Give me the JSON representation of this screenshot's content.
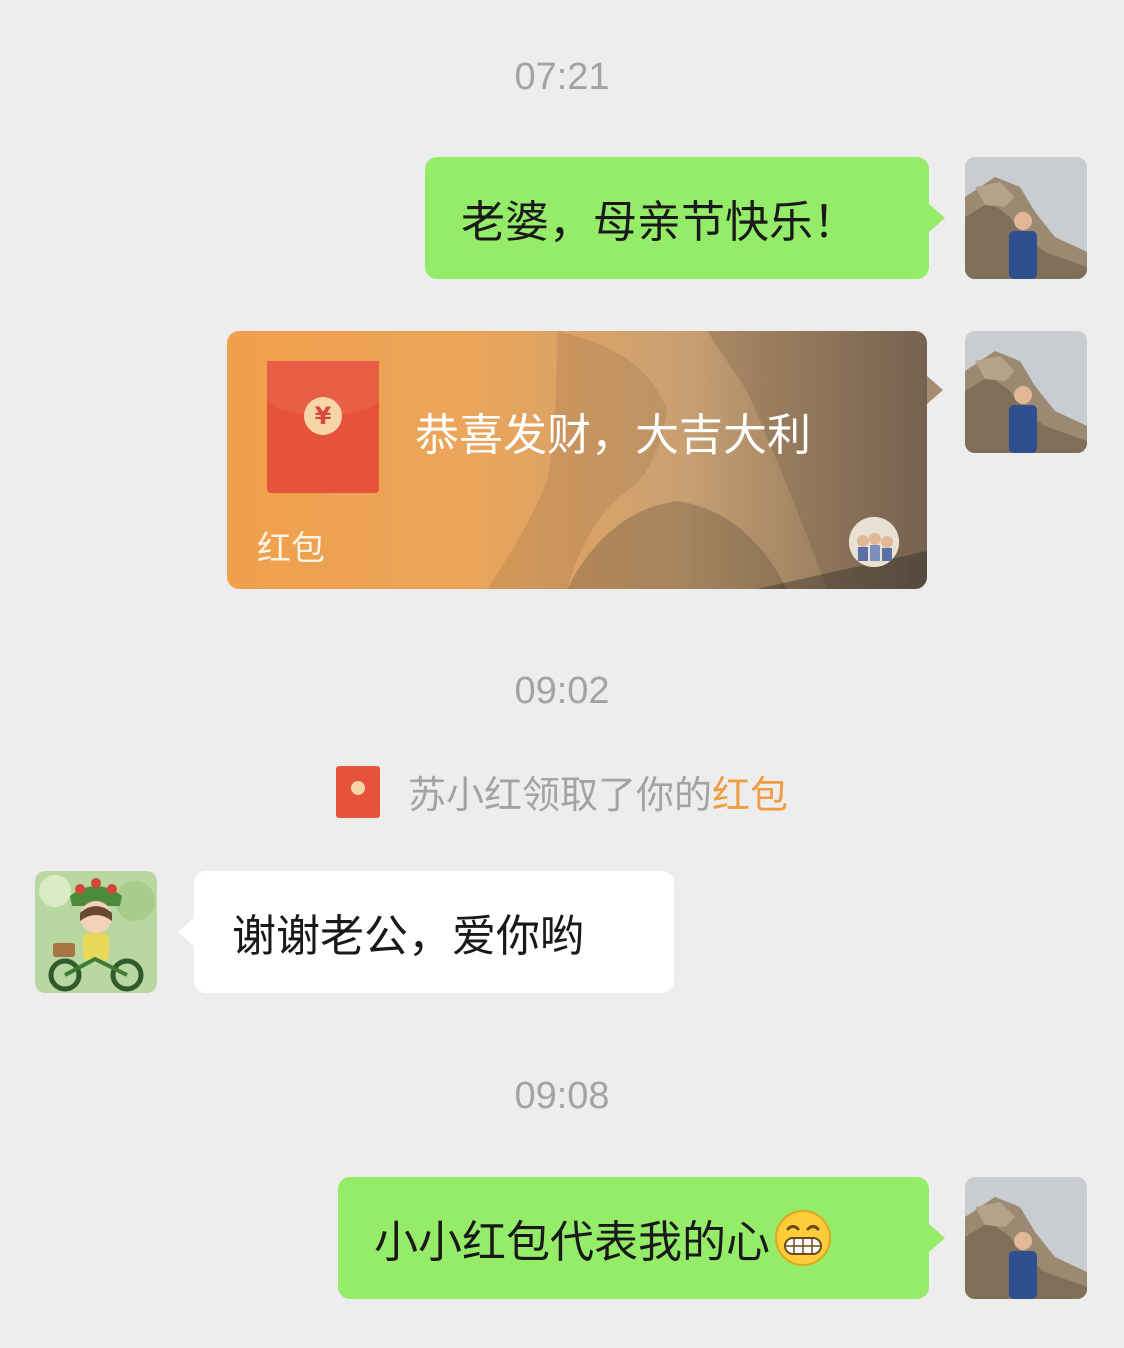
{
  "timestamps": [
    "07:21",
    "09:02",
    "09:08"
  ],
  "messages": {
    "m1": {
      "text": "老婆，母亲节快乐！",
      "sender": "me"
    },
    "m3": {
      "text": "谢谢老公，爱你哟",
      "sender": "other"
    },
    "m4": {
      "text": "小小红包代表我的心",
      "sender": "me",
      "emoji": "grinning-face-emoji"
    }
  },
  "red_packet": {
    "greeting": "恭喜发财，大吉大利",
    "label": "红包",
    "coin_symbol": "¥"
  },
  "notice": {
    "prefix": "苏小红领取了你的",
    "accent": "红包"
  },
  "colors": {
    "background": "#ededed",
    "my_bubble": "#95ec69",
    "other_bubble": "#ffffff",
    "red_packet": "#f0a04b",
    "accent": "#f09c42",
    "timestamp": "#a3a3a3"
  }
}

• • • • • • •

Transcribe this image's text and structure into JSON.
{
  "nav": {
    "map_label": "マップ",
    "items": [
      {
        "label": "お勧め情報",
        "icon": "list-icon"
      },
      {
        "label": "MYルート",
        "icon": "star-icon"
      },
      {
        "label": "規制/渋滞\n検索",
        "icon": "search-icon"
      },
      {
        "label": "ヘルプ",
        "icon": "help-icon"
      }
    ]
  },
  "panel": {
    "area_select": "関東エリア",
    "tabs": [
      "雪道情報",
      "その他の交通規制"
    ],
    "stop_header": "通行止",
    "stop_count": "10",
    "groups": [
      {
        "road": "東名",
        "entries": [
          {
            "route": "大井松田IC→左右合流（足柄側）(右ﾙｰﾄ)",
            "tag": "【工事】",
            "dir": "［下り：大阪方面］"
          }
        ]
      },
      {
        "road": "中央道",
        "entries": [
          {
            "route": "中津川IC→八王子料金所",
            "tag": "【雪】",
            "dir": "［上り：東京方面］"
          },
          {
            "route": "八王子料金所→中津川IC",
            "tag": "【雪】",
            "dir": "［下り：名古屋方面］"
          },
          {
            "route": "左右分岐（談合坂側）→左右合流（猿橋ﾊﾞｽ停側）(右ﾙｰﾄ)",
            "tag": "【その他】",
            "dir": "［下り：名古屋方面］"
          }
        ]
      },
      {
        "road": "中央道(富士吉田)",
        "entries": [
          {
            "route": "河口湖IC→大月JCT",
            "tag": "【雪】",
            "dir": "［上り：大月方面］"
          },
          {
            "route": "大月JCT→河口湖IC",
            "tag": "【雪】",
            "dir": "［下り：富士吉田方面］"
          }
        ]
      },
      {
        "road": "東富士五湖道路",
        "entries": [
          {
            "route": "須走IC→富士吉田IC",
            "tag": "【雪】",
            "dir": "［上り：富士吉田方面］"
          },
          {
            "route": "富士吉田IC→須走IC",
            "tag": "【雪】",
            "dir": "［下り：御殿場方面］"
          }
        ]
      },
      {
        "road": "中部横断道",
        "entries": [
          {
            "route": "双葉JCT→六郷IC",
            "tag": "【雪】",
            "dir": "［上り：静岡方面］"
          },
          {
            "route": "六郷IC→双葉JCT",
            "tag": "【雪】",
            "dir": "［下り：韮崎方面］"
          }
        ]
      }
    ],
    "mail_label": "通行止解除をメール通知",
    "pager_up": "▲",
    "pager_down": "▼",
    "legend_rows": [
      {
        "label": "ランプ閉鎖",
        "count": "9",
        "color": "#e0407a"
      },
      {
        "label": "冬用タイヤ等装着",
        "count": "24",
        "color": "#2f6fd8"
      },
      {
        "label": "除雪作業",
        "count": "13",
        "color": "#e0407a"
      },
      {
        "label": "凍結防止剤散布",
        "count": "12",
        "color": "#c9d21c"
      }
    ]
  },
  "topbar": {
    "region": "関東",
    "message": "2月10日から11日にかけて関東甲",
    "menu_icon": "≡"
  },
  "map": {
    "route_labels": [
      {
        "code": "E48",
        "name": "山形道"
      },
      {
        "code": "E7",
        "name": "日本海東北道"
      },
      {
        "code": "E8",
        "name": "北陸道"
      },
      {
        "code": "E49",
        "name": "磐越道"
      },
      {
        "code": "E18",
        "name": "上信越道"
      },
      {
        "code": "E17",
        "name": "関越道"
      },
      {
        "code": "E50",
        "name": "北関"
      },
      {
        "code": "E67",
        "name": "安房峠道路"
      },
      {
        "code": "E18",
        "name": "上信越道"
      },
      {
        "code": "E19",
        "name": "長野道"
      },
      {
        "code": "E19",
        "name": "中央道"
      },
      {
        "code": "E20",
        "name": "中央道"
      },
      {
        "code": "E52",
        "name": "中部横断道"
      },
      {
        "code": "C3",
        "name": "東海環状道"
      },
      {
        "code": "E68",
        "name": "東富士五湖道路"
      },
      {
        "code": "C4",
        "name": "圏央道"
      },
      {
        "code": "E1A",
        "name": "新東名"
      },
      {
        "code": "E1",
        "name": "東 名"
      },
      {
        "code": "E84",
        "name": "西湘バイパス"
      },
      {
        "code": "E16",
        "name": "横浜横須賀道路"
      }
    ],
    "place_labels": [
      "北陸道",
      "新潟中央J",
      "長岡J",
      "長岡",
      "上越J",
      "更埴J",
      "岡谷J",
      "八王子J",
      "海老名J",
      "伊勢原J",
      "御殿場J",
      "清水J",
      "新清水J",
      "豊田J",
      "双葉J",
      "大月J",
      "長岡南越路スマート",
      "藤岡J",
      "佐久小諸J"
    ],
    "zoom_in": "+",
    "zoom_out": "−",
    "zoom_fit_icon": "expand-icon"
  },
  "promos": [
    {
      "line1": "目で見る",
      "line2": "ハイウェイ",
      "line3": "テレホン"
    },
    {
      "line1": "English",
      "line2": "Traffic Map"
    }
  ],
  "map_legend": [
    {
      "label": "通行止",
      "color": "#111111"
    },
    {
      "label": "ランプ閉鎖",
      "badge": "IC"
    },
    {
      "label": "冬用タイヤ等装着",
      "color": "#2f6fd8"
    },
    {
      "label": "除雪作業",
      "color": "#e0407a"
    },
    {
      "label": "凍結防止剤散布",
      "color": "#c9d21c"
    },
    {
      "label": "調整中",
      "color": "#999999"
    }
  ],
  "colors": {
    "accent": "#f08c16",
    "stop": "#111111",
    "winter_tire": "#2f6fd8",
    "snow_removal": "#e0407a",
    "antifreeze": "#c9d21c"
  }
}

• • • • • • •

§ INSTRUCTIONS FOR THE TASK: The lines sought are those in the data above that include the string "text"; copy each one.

§ RESPONSE:
      "text": "老婆，母亲节快乐！",
      "text": "谢谢老公，爱你哟",
      "text": "小小红包代表我的心",
Transcribe this image's text and structure into JSON.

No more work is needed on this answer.